Firewalls are an under-utilized line of defense. A presentation I watched from a member of the Microsoft team said that many people, and companies, either leave default host firewall rules or disable them altogether. The default firewall rules are block inbound except for established connections and allow outbound unless it matches an explicit block rule. By itself, this is a useful concept, but the inbound rules allow more than necessary for most people. They are designed to just work in most environments as soon as the computer is connected.
A better move is for people installing computers to spend some time focusing on what traffic should actually occur in their networks. If nobody needs SSH in, then disable it. I found that I could disable many inbound rules, I had no use for them. On a server, I also try to block outbound connections when possible. In competition environments, I set inbound and outbound to deny and then pull a list of allow rules from GitHub. These rules are configured down to the program or service. Firewall rules in Windows are such an important factor in stopping communication, data exfiltration, network exploration, and virus distribution. Building these rules also gives a much better understanding of the kinds of communication that is happening on a network. I am surprised that more people don’t utilize these rules.

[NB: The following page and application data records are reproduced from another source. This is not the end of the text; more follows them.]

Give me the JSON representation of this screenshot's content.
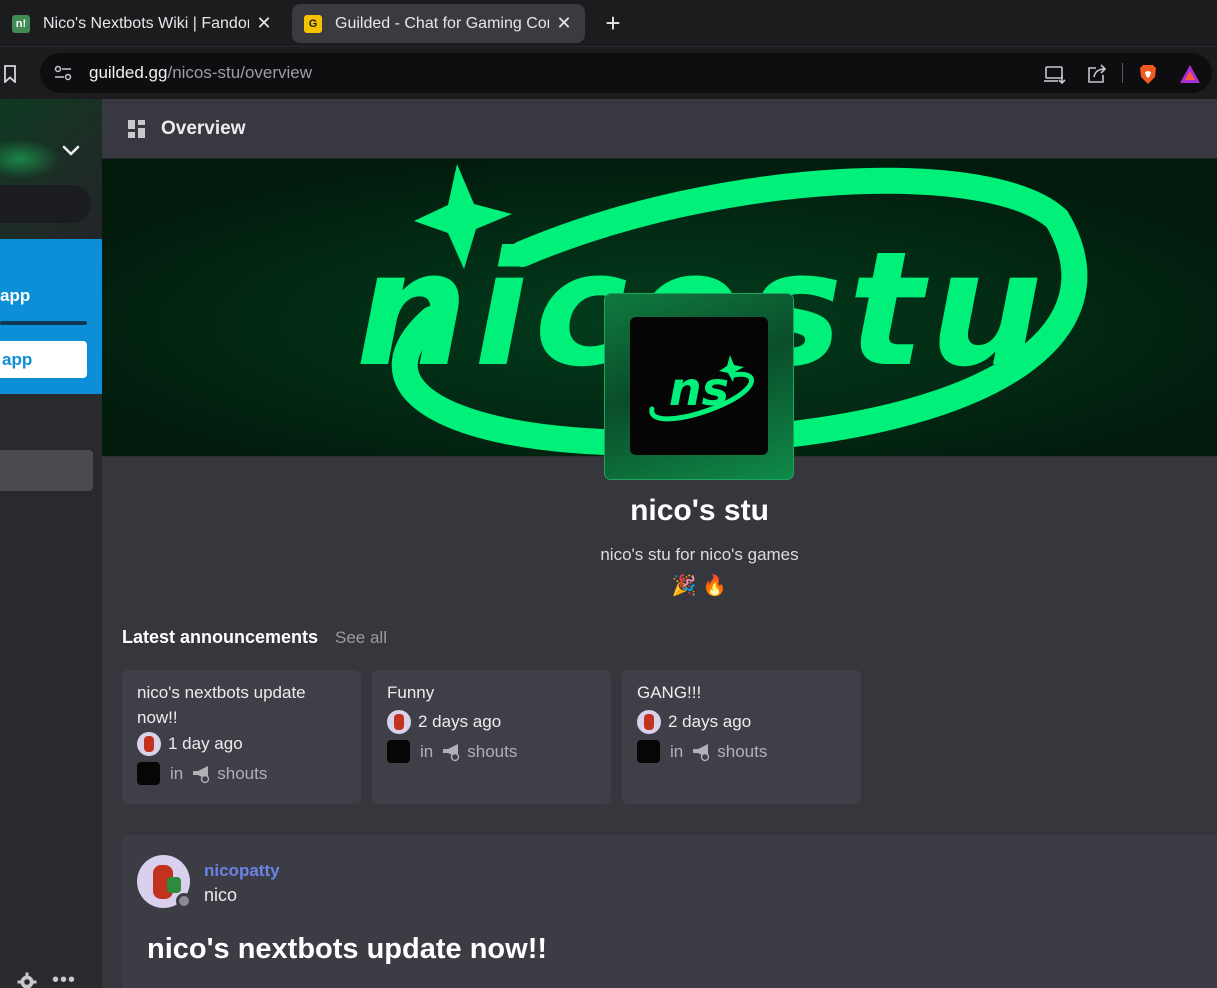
{
  "browser": {
    "tabs": [
      {
        "title": "Nico's Nextbots Wiki | Fandom",
        "favicon": "fandom-favicon",
        "active": false
      },
      {
        "title": "Guilded - Chat for Gaming Comm",
        "favicon": "guilded-favicon",
        "active": true
      }
    ],
    "favicon_letters": {
      "fandom": "n!",
      "guilded": "G"
    },
    "close_glyph": "✕",
    "new_tab_glyph": "+",
    "url_host": "guilded.gg",
    "url_path": "/nicos-stu/overview",
    "toolbar_icons": [
      "bookmark-icon",
      "site-settings-icon",
      "install-app-icon",
      "share-icon",
      "brave-shield-icon",
      "brave-rewards-icon"
    ]
  },
  "sidebar": {
    "promo_text": "app",
    "promo_button": "app",
    "more_glyph": "•••",
    "bottom_icons": [
      "gear-icon",
      "more-icon"
    ]
  },
  "header": {
    "title": "Overview",
    "icon": "overview-grid-icon"
  },
  "server": {
    "name": "nico's stu",
    "description": "nico's stu for nico's games",
    "emojis": "🎉 🔥",
    "banner_text": "nicostu",
    "logo_text": "ns"
  },
  "announcements": {
    "heading": "Latest announcements",
    "see_all": "See all",
    "in_label": "in",
    "items": [
      {
        "title": "nico's nextbots update now!!",
        "time": "1 day ago",
        "channel": "shouts"
      },
      {
        "title": "Funny",
        "time": "2 days ago",
        "channel": "shouts"
      },
      {
        "title": "GANG!!!",
        "time": "2 days ago",
        "channel": "shouts"
      }
    ]
  },
  "post": {
    "username": "nicopatty",
    "display_name": "nico",
    "title": "nico's nextbots update now!!"
  },
  "colors": {
    "accent_green": "#00f07a",
    "link_purple": "#6c82e6",
    "promo_blue": "#0d8fd8"
  }
}
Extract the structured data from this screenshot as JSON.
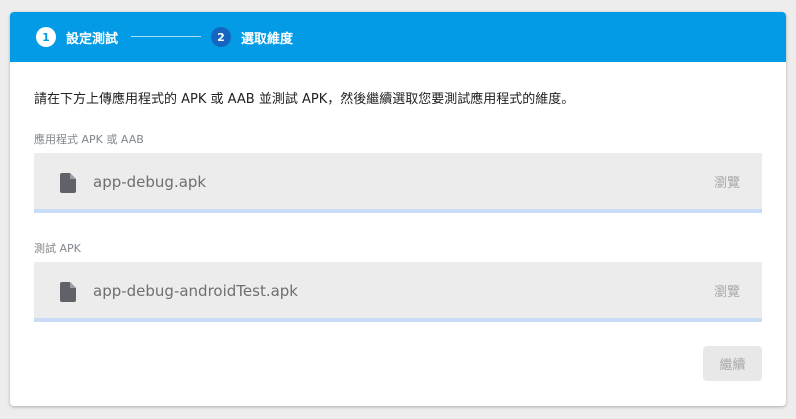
{
  "stepper": {
    "steps": [
      {
        "number": "1",
        "label": "設定測試",
        "state": "completed"
      },
      {
        "number": "2",
        "label": "選取維度",
        "state": "active"
      }
    ]
  },
  "instruction": "請在下方上傳應用程式的 APK 或 AAB 並測試 APK，然後繼續選取您要測試應用程式的維度。",
  "fields": {
    "app": {
      "label": "應用程式 APK 或 AAB",
      "filename": "app-debug.apk",
      "browse_label": "瀏覽",
      "icon": "file-icon"
    },
    "test": {
      "label": "測試 APK",
      "filename": "app-debug-androidTest.apk",
      "browse_label": "瀏覽",
      "icon": "file-icon"
    }
  },
  "actions": {
    "continue_label": "繼續",
    "continue_enabled": false
  },
  "colors": {
    "header": "#039be5",
    "active_step": "#1565c0",
    "field_underline": "#c9dcf7",
    "field_background": "#ececec"
  }
}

One thing that I learned about in this class that has changed the way I approach my work is the levels of edit. Before taking this class, I never really knew how to edit my work and usually I would just look for spelling and grammar mistakes. Now that I have a list of steps to use, though, I feel that I am more prepared to edit my future assignments. This will hopefully help me a lot, as editing can often increase the quality of an assignment by a lot.

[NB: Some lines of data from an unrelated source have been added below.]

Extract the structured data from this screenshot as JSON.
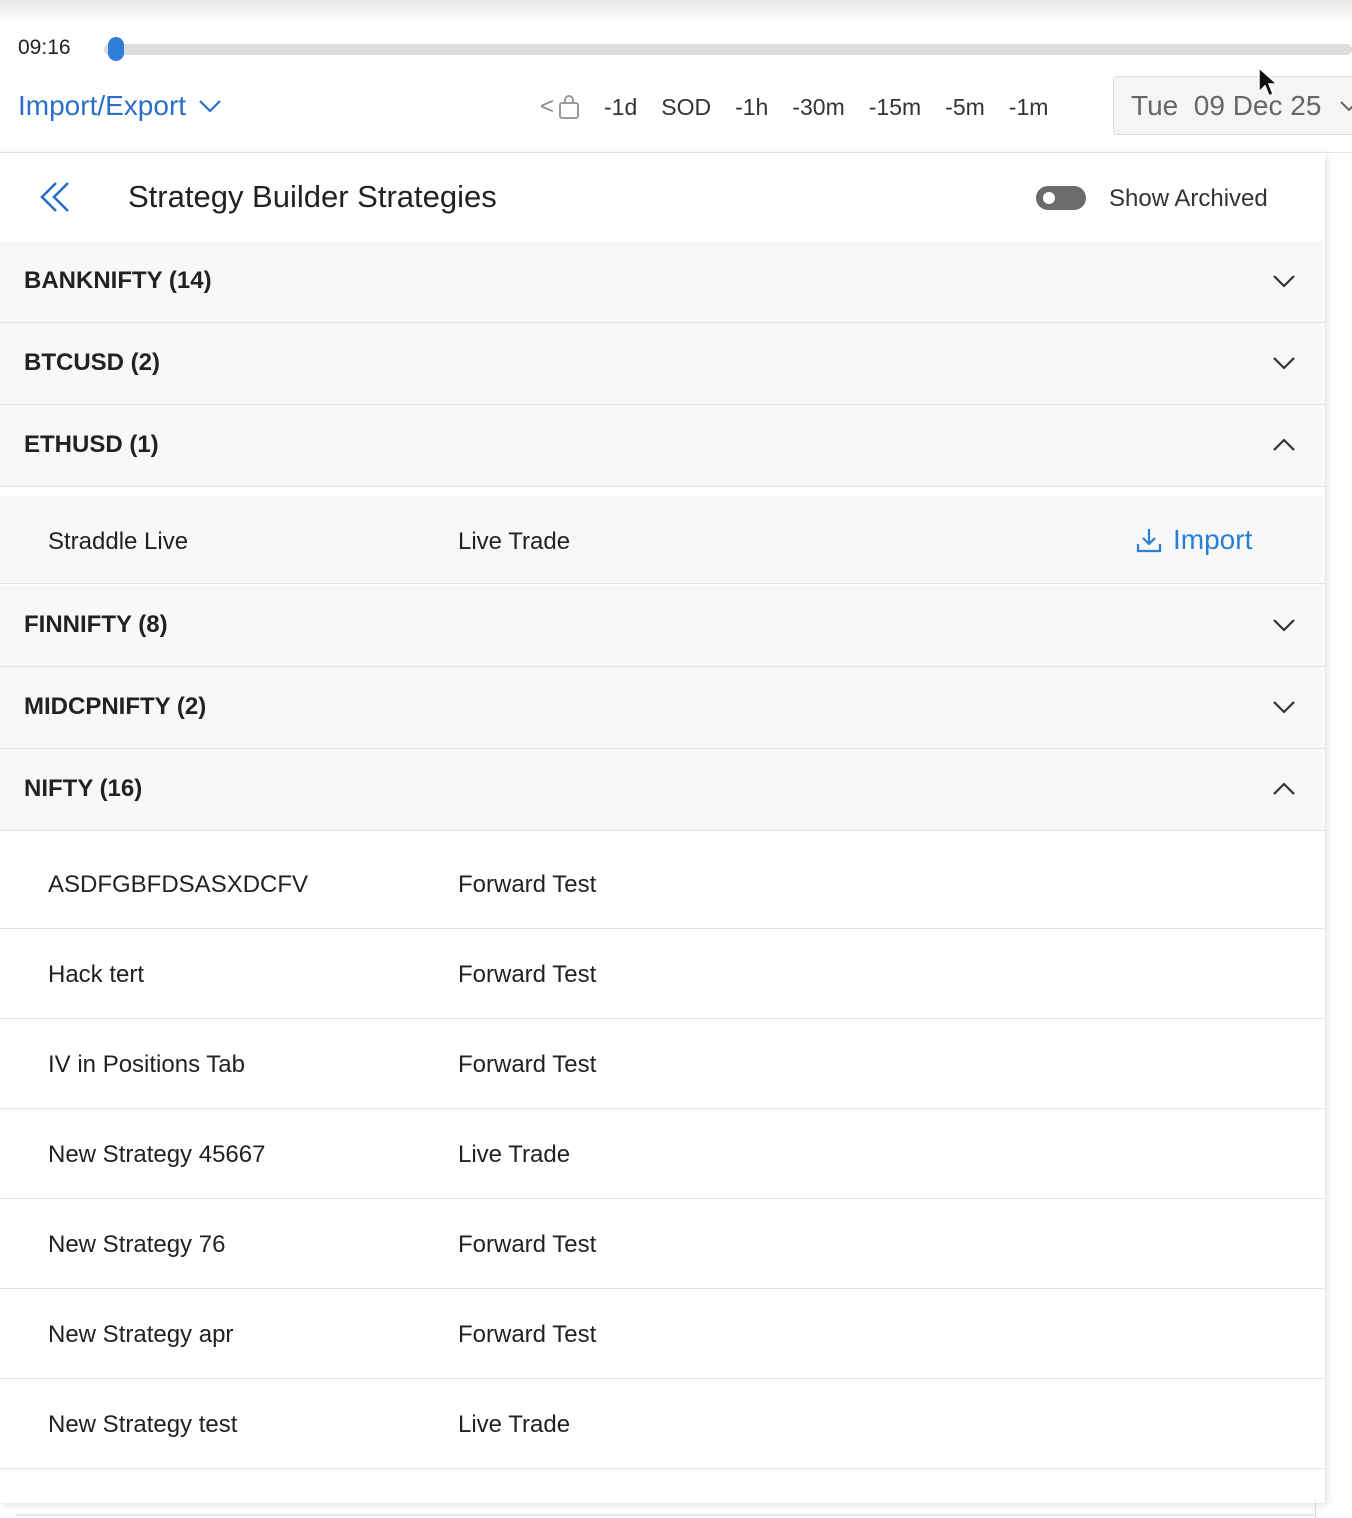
{
  "toolbar": {
    "time": "09:16",
    "slider_progress": 0.005,
    "import_export_label": "Import/Export",
    "nav_prev_glyph": "<",
    "ranges": [
      "-1d",
      "SOD",
      "-1h",
      "-30m",
      "-15m",
      "-5m",
      "-1m"
    ],
    "date_value": "Tue  09 Dec 25"
  },
  "panel": {
    "title": "Strategy Builder Strategies",
    "show_archived_label": "Show Archived",
    "show_archived_on": false,
    "groups": {
      "banknifty": "BANKNIFTY (14)",
      "btcusd": "BTCUSD (2)",
      "ethusd": "ETHUSD (1)",
      "finnifty": "FINNIFTY (8)",
      "midcpnifty": "MIDCPNIFTY (2)",
      "nifty": "NIFTY (16)"
    },
    "ethusd_rows": [
      {
        "name": "Straddle Live",
        "mode": "Live Trade",
        "action": "Import"
      }
    ],
    "nifty_rows": [
      {
        "name": "ASDFGBFDSASXDCFV",
        "mode": "Forward Test"
      },
      {
        "name": "Hack tert",
        "mode": "Forward Test"
      },
      {
        "name": "IV in Positions Tab",
        "mode": "Forward Test"
      },
      {
        "name": "New Strategy 45667",
        "mode": "Live Trade"
      },
      {
        "name": "New Strategy 76",
        "mode": "Forward Test"
      },
      {
        "name": "New Strategy apr",
        "mode": "Forward Test"
      },
      {
        "name": "New Strategy test",
        "mode": "Live Trade"
      }
    ]
  },
  "colors": {
    "accent": "#2a6fc9",
    "slider_thumb": "#2f7fd6",
    "toggle_off": "#6b6b6b",
    "group_bg": "#f8f8f8"
  },
  "icons": {
    "collapse": "double-chevron-left-icon",
    "expand": "chevron-down-icon",
    "collapse_group": "chevron-up-icon",
    "import": "download-icon",
    "shopping_bag": "shopping-bag-icon"
  }
}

This class was very different than the other writing classes. We started learning about what technical writing is in our very first assignments, and it gave me a clear idea what would be expected from us.
I think one of the topics that we have covered in this class that has the most effective impact is the level of edits assignment. Before doing this assignment, I did not have any idea how you can revise your writing with different approaches. Every time I would revise and edit my writings, I was not sure where exactly I should start. The assignment taught me how to effectively revise and edit my writings, and determine the level of editing required to produce a high-quality document.
Since for this assignment I used one of my original document from my last co-op, it helped me to have a better understanding of how different level of edits can help improve a document. Overall this will help me improve quality of my writings in future.
– Zaima Zeniya
One skill this course has taught me is logical mapping. Before taking this course, I was never very good at mapping out my thoughts before attempting to write an assignment. I would usually just write until I got stuck then I would take a break and get back to writing eventually. This usually turned into a very long and drawn out process to write even a two-page assignment. However, whenever I attempted to create an outline of some sort, I would just feel like I was wasting time that could have been spent writing the actual assignment. After this course, I learned how to properly and effectively organize my thoughts before tackling an assignment. This skill will be very helpful in the future as I will likely be asked to write a proposal or memo as I pursue a career in the Civil Engineering field. Now that I know how to properly create an effective outline, my actual writing process has become significantly shorter.